    1. I don't have a specific sifter. I use a wire mesh strainer ( I only have wire colanders for this specific reason) to sift.

      1. I don't have a "real" sifter, either. When I want to be precise, I'll use a fine-mesh sieve. One of my favorite tricks for making brownies, though (the Ghirardelli recipe on the canister is my go-to), is to keep an empty Ghirardelli canister, add the dry ingredients and shake the living daylights out of it! :)

        1. Yes--but make sure to "fluff" the flour before measuring so it's not packed down and you get an accurate measure, if you're not weighing your ingredients.

          1. I have sifted and I have whisked. The only difference i can see is that sifting makes the flour more fine. If you are just wanting to incorporate all the dry ingredients, I think whisking is fine.

            2 Replies
            1. re: vafarmwife

              While sifting does not create a finer texture in the flour (that would require additional grinding) it does incorporate air into the flour to make it lighter and fluffier, thereby increasing its total mass while reducing its bulk.
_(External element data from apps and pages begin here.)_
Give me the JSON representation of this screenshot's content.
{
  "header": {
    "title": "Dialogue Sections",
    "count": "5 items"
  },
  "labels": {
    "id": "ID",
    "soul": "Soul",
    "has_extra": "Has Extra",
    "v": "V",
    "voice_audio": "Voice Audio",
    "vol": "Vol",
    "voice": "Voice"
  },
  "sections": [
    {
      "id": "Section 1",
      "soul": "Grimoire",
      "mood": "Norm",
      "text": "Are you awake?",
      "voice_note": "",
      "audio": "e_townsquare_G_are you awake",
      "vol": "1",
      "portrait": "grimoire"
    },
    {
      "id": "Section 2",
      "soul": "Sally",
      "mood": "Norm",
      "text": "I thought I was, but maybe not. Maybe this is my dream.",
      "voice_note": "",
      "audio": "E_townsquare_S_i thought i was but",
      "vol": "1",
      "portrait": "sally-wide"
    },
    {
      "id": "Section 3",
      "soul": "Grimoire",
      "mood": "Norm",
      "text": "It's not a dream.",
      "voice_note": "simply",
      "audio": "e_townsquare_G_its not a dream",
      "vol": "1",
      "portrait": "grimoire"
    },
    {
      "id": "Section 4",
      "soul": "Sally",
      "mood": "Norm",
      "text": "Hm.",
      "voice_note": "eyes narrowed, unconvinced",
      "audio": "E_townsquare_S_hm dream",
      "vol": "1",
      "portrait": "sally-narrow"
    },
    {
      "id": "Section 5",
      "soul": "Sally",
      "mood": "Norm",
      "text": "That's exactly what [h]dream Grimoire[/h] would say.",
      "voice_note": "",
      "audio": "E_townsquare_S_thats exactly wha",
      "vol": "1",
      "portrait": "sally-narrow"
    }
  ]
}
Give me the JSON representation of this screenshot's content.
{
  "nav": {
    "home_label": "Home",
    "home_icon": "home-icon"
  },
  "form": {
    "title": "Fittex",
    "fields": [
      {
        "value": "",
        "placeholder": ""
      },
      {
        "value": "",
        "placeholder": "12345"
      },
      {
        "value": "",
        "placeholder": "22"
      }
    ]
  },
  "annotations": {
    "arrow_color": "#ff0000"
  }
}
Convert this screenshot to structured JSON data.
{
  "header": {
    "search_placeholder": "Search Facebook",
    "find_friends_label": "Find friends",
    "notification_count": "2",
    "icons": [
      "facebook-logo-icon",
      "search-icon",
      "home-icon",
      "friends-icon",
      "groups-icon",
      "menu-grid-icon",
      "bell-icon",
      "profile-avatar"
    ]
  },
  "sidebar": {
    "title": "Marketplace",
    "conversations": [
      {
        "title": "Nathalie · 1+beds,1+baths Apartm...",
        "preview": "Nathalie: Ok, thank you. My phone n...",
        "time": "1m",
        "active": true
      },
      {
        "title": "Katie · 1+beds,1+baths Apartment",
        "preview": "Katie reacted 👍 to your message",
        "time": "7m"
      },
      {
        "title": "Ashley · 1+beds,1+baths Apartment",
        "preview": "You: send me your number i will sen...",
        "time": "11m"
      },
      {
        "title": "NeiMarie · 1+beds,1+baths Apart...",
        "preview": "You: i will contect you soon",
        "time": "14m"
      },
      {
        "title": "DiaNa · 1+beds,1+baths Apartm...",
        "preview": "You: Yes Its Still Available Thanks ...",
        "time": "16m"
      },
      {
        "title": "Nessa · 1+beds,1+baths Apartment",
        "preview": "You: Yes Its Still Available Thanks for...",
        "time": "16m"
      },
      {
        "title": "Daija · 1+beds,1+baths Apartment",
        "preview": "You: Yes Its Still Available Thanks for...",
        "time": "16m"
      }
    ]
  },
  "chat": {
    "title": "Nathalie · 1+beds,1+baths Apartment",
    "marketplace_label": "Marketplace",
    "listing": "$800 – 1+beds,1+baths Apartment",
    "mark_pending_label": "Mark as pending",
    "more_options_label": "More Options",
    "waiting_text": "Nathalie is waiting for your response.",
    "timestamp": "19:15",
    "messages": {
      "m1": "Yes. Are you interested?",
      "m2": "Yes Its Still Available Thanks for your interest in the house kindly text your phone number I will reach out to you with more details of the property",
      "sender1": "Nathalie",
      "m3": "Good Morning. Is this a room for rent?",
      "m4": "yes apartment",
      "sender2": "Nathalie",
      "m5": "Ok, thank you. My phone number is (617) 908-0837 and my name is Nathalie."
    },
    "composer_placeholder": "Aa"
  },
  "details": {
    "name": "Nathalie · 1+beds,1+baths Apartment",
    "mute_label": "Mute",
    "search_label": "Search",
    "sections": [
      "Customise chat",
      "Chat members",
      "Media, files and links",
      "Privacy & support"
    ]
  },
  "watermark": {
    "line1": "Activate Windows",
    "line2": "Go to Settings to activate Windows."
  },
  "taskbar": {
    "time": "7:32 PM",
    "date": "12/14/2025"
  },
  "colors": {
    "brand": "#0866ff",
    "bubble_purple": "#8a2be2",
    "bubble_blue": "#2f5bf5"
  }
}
A sifted cup of flour will weigh less than a scooped cup of flour.
              That said, as you pointed out, if you're simply incorporating ingredients you can be confident that thoroughly and gently whisking instead of sifting will work just fine.

              1. re: todao

                " thereby increasing its total mass while reducing its bulk" - you should patent this process! :)